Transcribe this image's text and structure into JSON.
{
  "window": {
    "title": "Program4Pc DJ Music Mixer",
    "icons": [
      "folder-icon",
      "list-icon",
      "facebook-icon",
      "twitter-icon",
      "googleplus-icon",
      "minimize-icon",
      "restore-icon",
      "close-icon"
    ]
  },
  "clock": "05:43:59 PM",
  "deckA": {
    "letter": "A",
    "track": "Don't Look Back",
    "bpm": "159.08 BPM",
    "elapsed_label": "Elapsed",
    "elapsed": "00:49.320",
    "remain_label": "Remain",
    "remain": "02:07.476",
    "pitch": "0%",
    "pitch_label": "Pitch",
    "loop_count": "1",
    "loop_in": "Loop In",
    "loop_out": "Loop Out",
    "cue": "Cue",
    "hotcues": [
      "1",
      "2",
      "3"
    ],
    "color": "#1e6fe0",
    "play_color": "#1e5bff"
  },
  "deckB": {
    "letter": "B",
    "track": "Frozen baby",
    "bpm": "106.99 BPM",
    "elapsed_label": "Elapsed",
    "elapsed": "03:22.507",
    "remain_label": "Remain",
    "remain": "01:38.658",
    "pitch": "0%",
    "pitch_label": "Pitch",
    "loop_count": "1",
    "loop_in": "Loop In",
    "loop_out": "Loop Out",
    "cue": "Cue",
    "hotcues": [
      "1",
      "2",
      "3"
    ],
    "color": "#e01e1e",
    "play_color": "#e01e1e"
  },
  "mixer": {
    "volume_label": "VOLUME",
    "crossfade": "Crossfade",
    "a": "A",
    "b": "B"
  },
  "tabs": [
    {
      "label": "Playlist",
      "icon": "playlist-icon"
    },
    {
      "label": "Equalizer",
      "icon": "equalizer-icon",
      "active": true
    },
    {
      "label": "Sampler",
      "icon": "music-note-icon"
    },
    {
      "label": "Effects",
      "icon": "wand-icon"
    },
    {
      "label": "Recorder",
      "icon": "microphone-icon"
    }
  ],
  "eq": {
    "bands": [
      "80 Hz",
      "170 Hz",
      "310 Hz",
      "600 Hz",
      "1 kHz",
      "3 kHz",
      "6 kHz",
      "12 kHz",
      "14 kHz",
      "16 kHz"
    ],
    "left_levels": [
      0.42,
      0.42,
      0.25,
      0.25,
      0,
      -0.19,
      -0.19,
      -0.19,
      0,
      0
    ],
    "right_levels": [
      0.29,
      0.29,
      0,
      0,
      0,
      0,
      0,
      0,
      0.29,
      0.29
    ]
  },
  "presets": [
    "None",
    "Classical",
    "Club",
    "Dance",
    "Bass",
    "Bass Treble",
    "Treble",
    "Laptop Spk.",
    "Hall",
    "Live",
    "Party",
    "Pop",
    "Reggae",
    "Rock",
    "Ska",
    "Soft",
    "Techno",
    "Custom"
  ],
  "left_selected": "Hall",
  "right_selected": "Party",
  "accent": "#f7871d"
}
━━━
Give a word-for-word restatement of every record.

Transcribe this image's text and structure into JSON.
{
  "window": {
    "title": "Program4Pc DJ Music Mixer",
    "icons": [
      "folder-icon",
      "list-icon",
      "facebook-icon",
      "twitter-icon",
      "googleplus-icon",
      "minimize-icon",
      "restore-icon",
      "close-icon"
    ]
  },
  "clock": "05:43:59 PM",
  "deckA": {
    "letter": "A",
    "track": "Don't Look Back",
    "bpm": "159.08 BPM",
    "elapsed_label": "Elapsed",
    "elapsed": "00:49.320",
    "remain_label": "Remain",
    "remain": "02:07.476",
    "pitch": "0%",
    "pitch_label": "Pitch",
    "loop_count": "1",
    "loop_in": "Loop In",
    "loop_out": "Loop Out",
    "cue": "Cue",
    "hotcues": [
      "1",
      "2",
      "3"
    ],
    "color": "#1e6fe0",
    "play_color": "#1e5bff"
  },
  "deckB": {
    "letter": "B",
    "track": "Frozen baby",
    "bpm": "106.99 BPM",
    "elapsed_label": "Elapsed",
    "elapsed": "03:22.507",
    "remain_label": "Remain",
    "remain": "01:38.658",
    "pitch": "0%",
    "pitch_label": "Pitch",
    "loop_count": "1",
    "loop_in": "Loop In",
    "loop_out": "Loop Out",
    "cue": "Cue",
    "hotcues": [
      "1",
      "2",
      "3"
    ],
    "color": "#e01e1e",
    "play_color": "#e01e1e"
  },
  "mixer": {
    "volume_label": "VOLUME",
    "crossfade": "Crossfade",
    "a": "A",
    "b": "B"
  },
  "tabs": [
    {
      "label": "Playlist",
      "icon": "playlist-icon"
    },
    {
      "label": "Equalizer",
      "icon": "equalizer-icon",
      "active": true
    },
    {
      "label": "Sampler",
      "icon": "music-note-icon"
    },
    {
      "label": "Effects",
      "icon": "wand-icon"
    },
    {
      "label": "Recorder",
      "icon": "microphone-icon"
    }
  ],
  "eq": {
    "bands": [
      "80 Hz",
      "170 Hz",
      "310 Hz",
      "600 Hz",
      "1 kHz",
      "3 kHz",
      "6 kHz",
      "12 kHz",
      "14 kHz",
      "16 kHz"
    ],
    "left_levels": [
      0.42,
      0.42,
      0.25,
      0.25,
      0,
      -0.19,
      -0.19,
      -0.19,
      0,
      0
    ],
    "right_levels": [
      0.29,
      0.29,
      0,
      0,
      0,
      0,
      0,
      0,
      0.29,
      0.29
    ]
  },
  "presets": [
    "None",
    "Classical",
    "Club",
    "Dance",
    "Bass",
    "Bass Treble",
    "Treble",
    "Laptop Spk.",
    "Hall",
    "Live",
    "Party",
    "Pop",
    "Reggae",
    "Rock",
    "Ska",
    "Soft",
    "Techno",
    "Custom"
  ],
  "left_selected": "Hall",
  "right_selected": "Party",
  "accent": "#f7871d"
}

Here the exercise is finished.